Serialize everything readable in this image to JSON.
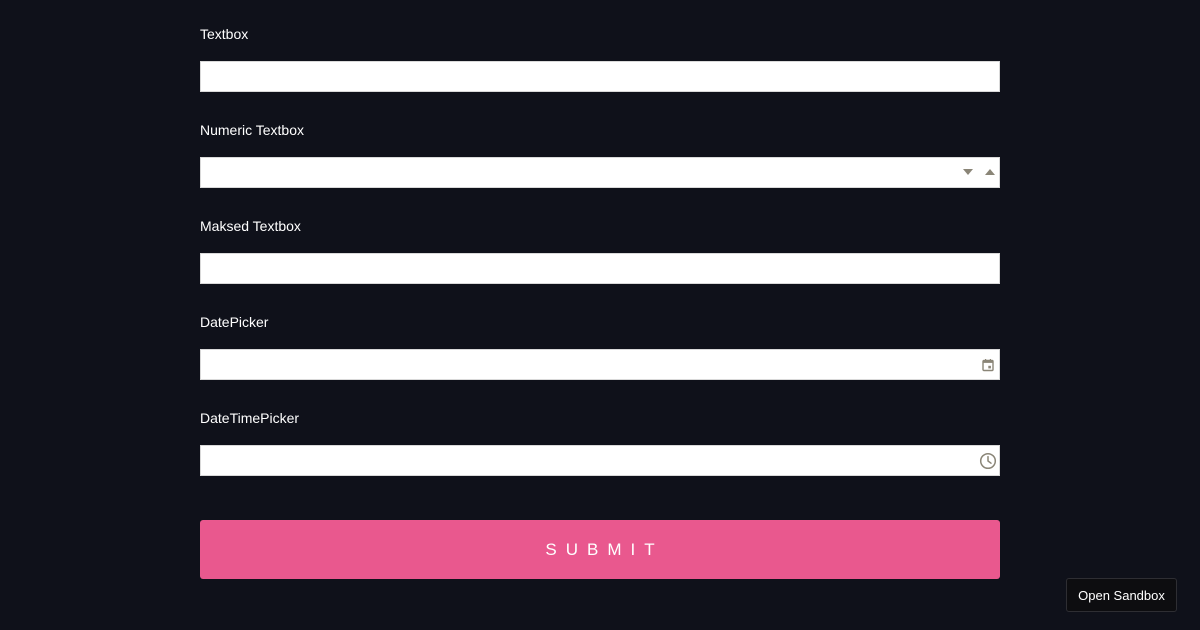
{
  "form": {
    "textbox": {
      "label": "Textbox",
      "value": "",
      "placeholder": ""
    },
    "numeric_textbox": {
      "label": "Numeric Textbox",
      "value": "",
      "placeholder": ""
    },
    "masked_textbox": {
      "label": "Maksed Textbox",
      "value": "",
      "placeholder": ""
    },
    "datepicker": {
      "label": "DatePicker",
      "value": "",
      "placeholder": ""
    },
    "datetimepicker": {
      "label": "DateTimePicker",
      "value": "",
      "placeholder": ""
    },
    "submit_label": "SUBMIT"
  },
  "sandbox_label": "Open Sandbox",
  "icons": {
    "spin_down": "triangle-down-icon",
    "spin_up": "triangle-up-icon",
    "calendar": "calendar-icon",
    "clock": "clock-icon"
  },
  "colors": {
    "background": "#0f111a",
    "accent": "#e9588e",
    "icon": "#8a8577"
  }
}
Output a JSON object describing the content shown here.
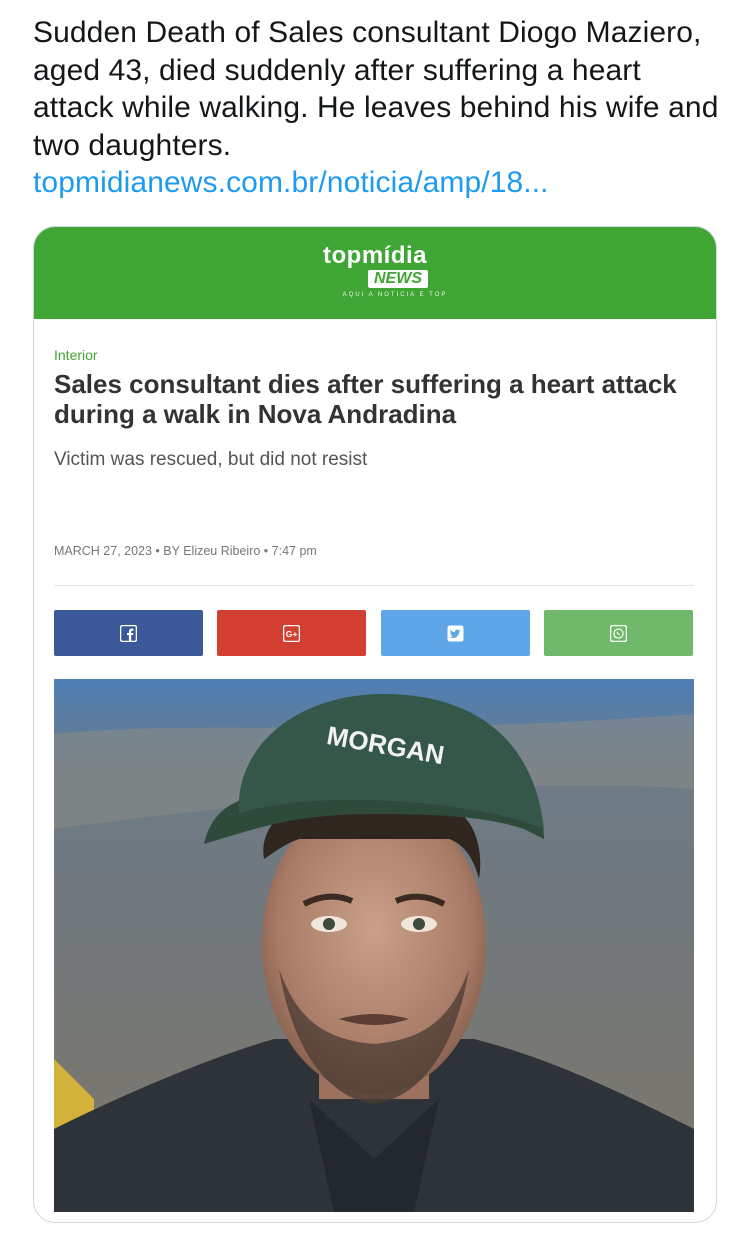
{
  "tweet": {
    "text": "Sudden Death of Sales consultant Diogo Maziero, aged 43, died suddenly after suffering a heart attack while walking. He leaves behind his wife and two daughters.",
    "link": "topmidianews.com.br/noticia/amp/18..."
  },
  "card": {
    "logo": {
      "top": "topmídia",
      "news": "NEWS",
      "tagline": "AQUI A NOTÍCIA É TOP"
    },
    "category": "Interior",
    "headline": "Sales consultant dies after suffering a heart attack during a walk in Nova Andradina",
    "subheadline": "Victim was rescued, but did not resist",
    "meta": "MARCH 27, 2023 • BY Elizeu Ribeiro • 7:47 pm",
    "share_buttons": [
      {
        "icon": "facebook-icon",
        "color": "#3b5998"
      },
      {
        "icon": "google-plus-icon",
        "color": "#d23f31"
      },
      {
        "icon": "twitter-icon",
        "color": "#5fa6e8"
      },
      {
        "icon": "whatsapp-icon",
        "color": "#70b86a"
      }
    ],
    "photo_cap_text": "MORGAN"
  },
  "colors": {
    "brand_green": "#3fa535",
    "link_blue": "#1d9bf0"
  }
}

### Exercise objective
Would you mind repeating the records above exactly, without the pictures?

### Output below
Serialize everything readable in this image to JSON.
{
  "form": {
    "textbox": {
      "label": "Textbox",
      "value": "",
      "placeholder": ""
    },
    "numeric_textbox": {
      "label": "Numeric Textbox",
      "value": "",
      "placeholder": ""
    },
    "masked_textbox": {
      "label": "Maksed Textbox",
      "value": "",
      "placeholder": ""
    },
    "datepicker": {
      "label": "DatePicker",
      "value": "",
      "placeholder": ""
    },
    "datetimepicker": {
      "label": "DateTimePicker",
      "value": "",
      "placeholder": ""
    },
    "submit_label": "SUBMIT"
  },
  "sandbox_label": "Open Sandbox",
  "icons": {
    "spin_down": "triangle-down-icon",
    "spin_up": "triangle-up-icon",
    "calendar": "calendar-icon",
    "clock": "clock-icon"
  },
  "colors": {
    "background": "#0f111a",
    "accent": "#e9588e",
    "icon": "#8a8577"
  }
}
Output a JSON object describing the content shown here.
{
  "tweet": {
    "text": "Sudden Death of Sales consultant Diogo Maziero, aged 43, died suddenly after suffering a heart attack while walking. He leaves behind his wife and two daughters.",
    "link": "topmidianews.com.br/noticia/amp/18..."
  },
  "card": {
    "logo": {
      "top": "topmídia",
      "news": "NEWS",
      "tagline": "AQUI A NOTÍCIA É TOP"
    },
    "category": "Interior",
    "headline": "Sales consultant dies after suffering a heart attack during a walk in Nova Andradina",
    "subheadline": "Victim was rescued, but did not resist",
    "meta": "MARCH 27, 2023 • BY Elizeu Ribeiro • 7:47 pm",
    "share_buttons": [
      {
        "icon": "facebook-icon",
        "color": "#3b5998"
      },
      {
        "icon": "google-plus-icon",
        "color": "#d23f31"
      },
      {
        "icon": "twitter-icon",
        "color": "#5fa6e8"
      },
      {
        "icon": "whatsapp-icon",
        "color": "#70b86a"
      }
    ],
    "photo_cap_text": "MORGAN"
  },
  "colors": {
    "brand_green": "#3fa535",
    "link_blue": "#1d9bf0"
  }
}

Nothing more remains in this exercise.